─── Source material

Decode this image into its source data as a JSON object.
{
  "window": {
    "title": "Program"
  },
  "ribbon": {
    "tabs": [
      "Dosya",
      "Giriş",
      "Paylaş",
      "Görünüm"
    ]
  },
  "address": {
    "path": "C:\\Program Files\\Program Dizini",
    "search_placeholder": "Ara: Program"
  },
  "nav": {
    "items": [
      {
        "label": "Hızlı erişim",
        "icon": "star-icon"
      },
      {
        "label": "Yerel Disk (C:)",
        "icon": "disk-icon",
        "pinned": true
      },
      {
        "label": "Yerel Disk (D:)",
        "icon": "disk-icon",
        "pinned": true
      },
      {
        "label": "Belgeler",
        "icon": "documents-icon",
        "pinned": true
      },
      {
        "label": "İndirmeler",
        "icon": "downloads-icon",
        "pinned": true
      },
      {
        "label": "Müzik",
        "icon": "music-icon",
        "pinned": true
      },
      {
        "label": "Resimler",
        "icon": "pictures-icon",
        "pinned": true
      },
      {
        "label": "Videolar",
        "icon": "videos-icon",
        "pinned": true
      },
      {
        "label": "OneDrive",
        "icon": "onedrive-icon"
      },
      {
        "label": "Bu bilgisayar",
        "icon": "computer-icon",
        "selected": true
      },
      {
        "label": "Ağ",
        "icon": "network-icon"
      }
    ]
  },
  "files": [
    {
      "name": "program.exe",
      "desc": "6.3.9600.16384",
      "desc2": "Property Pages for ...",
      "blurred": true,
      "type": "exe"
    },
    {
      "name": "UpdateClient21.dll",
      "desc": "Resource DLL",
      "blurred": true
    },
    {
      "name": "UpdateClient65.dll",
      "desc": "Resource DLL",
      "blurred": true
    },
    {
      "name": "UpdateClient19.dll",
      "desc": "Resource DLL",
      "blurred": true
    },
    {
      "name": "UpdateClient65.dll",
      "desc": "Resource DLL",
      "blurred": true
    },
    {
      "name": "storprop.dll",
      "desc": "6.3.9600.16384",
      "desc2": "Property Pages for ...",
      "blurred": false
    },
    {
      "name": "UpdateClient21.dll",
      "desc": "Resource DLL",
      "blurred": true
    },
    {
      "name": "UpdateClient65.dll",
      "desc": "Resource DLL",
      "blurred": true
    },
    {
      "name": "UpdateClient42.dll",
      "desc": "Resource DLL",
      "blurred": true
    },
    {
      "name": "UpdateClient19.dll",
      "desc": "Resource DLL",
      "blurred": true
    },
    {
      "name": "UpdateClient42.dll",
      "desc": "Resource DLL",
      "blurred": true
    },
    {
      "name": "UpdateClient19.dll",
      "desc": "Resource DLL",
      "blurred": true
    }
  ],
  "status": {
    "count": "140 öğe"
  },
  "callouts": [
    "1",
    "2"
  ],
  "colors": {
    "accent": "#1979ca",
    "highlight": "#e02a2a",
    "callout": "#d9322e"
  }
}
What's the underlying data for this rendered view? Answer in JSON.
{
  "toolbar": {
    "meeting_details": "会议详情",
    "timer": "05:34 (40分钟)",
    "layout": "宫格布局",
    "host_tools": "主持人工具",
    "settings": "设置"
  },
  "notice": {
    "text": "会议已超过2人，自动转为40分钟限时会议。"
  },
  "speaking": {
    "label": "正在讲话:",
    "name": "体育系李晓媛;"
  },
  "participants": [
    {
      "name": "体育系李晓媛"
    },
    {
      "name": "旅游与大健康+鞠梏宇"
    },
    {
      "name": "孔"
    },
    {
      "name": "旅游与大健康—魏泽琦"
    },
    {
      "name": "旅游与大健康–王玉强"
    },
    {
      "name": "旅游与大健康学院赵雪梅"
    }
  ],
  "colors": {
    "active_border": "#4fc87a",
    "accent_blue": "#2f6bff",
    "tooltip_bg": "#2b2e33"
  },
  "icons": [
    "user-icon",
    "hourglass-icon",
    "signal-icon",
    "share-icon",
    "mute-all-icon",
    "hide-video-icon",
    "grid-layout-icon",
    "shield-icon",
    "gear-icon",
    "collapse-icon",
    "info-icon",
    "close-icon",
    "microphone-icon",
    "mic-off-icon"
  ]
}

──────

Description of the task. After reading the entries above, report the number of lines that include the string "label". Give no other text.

Problem solution. 12